It seems that if someone is really frugal they can squeeze the poop out of a buffalo nickel. There are to save money or be more self sufficient without much effort.
For example, my grandma used to save the butter/margarine wrappers to grease her pans. You can also use them to separate hamburger patties, They won't stick to each other or themselves and can help keep things stacked together and taking up less space in your fridge or freeze. It makes sense, if you think about it, and it takes no effort.
She also used to save bacon grease for cooking . . . bacon seasoned cooking fat . . . yummy, who doesn't like bacon! I use bacon fat to make homemade soap . . . I freeze it until I have enough to make a batch of soap. You can use any kind of filtered re-claimed fat or oil for the same purpose. And, making soap is not only easy, it’s fun.
Canning and dehydrating are excellent ways to save money whether your garden or buy in bulk. You can have a garden almost anywhere that you have some free space . . . even if it just a container with tomato plants. A well cared for tomato plant can yield 20 up to100 pounds of tomatoes in a season. That’s a lot of tomatoes.
Learning to cook from scratch is so satisfying. It also saves money, tastes better and you know exactly what’s going into the food you eat. Chances are you have all the ingredients you need in your cupboards right now to make a fresh hot loaf of bread or a batch of creamy ice cream.

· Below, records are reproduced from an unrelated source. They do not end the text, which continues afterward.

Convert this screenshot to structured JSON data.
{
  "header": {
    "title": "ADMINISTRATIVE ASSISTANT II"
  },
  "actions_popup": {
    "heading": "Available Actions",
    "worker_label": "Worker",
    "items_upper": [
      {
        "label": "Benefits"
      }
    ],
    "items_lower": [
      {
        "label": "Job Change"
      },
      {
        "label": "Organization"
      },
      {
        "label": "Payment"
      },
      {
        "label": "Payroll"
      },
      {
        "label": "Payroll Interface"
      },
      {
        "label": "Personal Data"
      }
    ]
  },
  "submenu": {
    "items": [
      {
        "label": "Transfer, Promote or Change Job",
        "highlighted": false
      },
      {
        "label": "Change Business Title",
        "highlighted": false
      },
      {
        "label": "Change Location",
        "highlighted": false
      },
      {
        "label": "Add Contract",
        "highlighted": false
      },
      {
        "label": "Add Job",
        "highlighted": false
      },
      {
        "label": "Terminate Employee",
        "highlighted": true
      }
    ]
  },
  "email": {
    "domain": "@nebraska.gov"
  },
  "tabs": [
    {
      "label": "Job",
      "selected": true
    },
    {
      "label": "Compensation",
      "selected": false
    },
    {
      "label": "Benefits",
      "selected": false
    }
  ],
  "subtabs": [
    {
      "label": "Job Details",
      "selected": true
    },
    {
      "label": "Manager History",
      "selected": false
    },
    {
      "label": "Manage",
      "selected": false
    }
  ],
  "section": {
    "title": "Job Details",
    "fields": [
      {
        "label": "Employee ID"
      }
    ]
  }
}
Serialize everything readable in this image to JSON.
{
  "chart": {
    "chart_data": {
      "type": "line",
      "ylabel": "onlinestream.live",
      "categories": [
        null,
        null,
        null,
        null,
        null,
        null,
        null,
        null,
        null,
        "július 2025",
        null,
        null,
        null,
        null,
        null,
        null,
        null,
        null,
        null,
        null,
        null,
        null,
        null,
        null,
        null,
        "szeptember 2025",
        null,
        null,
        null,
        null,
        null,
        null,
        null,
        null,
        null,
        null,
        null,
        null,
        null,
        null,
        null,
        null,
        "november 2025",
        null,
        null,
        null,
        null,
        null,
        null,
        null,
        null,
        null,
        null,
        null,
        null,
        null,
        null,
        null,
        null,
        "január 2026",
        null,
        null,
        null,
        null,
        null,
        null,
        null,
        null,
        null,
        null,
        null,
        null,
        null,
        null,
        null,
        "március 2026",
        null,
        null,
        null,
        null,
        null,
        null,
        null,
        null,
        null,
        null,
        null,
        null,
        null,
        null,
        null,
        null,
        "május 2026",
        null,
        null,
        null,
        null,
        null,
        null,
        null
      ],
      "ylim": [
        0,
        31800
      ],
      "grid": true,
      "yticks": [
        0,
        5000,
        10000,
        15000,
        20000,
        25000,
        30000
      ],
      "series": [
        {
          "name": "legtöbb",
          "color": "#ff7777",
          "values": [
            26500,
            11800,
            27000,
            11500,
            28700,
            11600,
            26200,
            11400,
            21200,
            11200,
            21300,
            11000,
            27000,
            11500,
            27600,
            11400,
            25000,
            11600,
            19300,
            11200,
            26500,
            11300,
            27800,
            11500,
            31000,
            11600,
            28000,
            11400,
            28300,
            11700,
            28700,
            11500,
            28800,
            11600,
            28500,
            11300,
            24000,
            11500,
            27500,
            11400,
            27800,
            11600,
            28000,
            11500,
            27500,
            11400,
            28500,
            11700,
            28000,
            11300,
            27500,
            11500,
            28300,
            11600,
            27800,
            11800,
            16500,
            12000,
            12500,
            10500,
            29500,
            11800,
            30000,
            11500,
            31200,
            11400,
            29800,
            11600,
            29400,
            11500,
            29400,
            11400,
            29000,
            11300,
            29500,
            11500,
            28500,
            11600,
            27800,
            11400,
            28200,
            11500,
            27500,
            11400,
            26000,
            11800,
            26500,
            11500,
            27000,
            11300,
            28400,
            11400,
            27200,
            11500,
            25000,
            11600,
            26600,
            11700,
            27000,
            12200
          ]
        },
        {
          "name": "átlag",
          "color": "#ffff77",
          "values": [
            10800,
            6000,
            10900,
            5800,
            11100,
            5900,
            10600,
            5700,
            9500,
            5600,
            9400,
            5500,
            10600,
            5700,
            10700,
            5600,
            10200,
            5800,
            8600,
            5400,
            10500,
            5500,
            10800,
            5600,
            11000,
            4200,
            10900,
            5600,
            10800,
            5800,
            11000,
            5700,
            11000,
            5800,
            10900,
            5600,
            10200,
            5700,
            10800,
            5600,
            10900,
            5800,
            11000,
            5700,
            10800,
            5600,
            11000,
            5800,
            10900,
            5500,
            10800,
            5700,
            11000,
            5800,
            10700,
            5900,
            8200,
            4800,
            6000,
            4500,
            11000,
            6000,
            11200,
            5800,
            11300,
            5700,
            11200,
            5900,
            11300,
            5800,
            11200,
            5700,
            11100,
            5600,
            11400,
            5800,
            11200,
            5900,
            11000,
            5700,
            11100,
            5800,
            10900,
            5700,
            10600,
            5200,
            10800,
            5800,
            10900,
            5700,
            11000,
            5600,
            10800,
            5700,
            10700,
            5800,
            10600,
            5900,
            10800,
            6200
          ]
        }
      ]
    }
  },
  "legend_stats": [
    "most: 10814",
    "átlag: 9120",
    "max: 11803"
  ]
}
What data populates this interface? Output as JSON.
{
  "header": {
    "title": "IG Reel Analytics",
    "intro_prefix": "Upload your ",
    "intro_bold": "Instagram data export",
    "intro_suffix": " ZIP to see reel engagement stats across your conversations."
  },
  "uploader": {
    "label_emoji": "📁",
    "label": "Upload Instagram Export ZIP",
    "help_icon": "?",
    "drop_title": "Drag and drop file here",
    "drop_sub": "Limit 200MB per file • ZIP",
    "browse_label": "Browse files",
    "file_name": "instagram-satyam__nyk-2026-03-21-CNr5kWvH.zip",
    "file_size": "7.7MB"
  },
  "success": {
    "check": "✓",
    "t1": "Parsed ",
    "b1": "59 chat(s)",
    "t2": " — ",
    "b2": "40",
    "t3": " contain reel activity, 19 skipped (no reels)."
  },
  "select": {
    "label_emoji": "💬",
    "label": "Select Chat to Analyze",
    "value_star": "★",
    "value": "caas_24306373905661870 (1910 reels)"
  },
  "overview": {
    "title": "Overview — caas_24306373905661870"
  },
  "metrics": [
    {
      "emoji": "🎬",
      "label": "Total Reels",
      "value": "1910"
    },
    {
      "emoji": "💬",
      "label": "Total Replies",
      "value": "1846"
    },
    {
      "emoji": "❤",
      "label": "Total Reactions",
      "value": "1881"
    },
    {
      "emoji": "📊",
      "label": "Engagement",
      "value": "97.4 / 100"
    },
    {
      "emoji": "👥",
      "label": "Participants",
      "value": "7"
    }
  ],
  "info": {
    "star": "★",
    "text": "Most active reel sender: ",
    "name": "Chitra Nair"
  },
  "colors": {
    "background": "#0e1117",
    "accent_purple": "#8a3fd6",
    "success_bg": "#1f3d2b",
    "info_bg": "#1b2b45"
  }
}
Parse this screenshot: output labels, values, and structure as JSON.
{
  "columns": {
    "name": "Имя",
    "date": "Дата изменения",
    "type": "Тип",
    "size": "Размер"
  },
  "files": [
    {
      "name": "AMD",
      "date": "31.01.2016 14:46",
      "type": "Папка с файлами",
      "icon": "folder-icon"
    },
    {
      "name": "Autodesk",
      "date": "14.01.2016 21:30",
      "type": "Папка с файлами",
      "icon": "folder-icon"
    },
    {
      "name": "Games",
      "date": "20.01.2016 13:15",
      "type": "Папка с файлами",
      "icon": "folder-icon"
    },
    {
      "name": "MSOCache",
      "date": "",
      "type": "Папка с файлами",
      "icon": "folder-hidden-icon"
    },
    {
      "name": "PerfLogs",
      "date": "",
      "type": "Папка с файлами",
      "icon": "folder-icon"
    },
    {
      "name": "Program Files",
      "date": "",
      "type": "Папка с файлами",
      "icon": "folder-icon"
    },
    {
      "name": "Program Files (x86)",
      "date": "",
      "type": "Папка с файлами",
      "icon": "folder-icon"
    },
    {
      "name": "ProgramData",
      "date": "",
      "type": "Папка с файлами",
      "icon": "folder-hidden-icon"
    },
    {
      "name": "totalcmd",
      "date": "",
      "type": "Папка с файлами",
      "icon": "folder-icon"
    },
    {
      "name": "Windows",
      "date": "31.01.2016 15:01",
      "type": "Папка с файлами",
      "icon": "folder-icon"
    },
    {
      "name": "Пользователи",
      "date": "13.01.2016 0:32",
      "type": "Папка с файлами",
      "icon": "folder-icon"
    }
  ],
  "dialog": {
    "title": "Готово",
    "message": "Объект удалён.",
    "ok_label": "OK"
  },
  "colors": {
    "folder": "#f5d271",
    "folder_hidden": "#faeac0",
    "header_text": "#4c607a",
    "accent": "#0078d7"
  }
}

I came across an article from a 1901 edition of Good Housekeeping magazine that had been digitized and posted on the Internet. It had some interesting ideas for using shredded wheat. In time when people often didn't have bread, shredded wheat was often used and substituted in place of it. I tried one of the recipes with good results. I had to substitute some ingredients for things no longer available. Give it a go . . .
Shredded Wheat Biscuit Jellied Apple
3 large apples
1/2 cup water
1/2 cup sugar
3 Shredded Wheat Biscuit
1 package Raspberry Jell-O
1 pint boiling water
Pare, core and slice apples, put in sauce pan with the 1/2 cup water and cook covered until tender, then add the sugar and place in a cool place until cold.
Split the biscuits lengthwise into halves and place into a narrow pan long enough to fit the biscuits side by side . . . I used a small bread pan.
Put a layer of the stewed apples between the halves.
Add the boiling water to the Jell-O and stir until dissolved. Place the tops of the biscuits onto the apples and pour the Jell-O over top.
Put into refrigerator to set. Serve with whipped cream.
Raspberries or other berries may also be used without cutting or crushing